[Dataset excerpts]
------------------------------------------------

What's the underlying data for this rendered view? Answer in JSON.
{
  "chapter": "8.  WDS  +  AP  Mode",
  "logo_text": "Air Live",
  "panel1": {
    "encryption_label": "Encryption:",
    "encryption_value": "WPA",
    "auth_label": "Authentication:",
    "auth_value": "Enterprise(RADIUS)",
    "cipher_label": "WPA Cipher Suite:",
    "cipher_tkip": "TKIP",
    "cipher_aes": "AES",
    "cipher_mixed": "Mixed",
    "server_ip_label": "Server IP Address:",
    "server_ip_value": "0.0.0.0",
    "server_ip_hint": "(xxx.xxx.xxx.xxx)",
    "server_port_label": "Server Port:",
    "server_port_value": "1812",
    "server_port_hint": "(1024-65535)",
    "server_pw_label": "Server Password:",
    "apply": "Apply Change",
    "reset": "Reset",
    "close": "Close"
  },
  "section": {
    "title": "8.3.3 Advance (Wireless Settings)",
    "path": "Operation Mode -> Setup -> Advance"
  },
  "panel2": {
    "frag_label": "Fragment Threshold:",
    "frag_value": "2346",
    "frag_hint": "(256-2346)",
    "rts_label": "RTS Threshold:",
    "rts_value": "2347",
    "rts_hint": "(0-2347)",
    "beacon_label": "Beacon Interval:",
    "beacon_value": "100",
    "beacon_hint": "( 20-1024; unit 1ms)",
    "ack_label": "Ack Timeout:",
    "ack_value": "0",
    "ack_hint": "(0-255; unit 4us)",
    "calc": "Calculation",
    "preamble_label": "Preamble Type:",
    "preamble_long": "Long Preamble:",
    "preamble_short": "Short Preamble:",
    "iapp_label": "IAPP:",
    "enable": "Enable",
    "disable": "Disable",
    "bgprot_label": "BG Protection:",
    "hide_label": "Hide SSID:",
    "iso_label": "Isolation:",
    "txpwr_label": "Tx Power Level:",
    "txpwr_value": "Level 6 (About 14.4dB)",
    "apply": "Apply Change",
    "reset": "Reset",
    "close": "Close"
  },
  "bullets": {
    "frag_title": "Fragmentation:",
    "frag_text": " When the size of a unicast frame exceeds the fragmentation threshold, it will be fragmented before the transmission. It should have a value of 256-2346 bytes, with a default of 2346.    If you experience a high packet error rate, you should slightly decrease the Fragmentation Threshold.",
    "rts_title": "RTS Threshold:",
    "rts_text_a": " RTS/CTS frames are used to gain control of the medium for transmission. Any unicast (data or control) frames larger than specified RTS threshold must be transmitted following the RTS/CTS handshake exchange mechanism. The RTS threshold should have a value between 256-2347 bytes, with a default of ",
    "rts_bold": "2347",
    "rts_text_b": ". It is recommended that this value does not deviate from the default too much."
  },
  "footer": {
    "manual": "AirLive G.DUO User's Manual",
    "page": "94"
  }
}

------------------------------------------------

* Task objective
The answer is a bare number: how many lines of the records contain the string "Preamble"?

* Expected output
3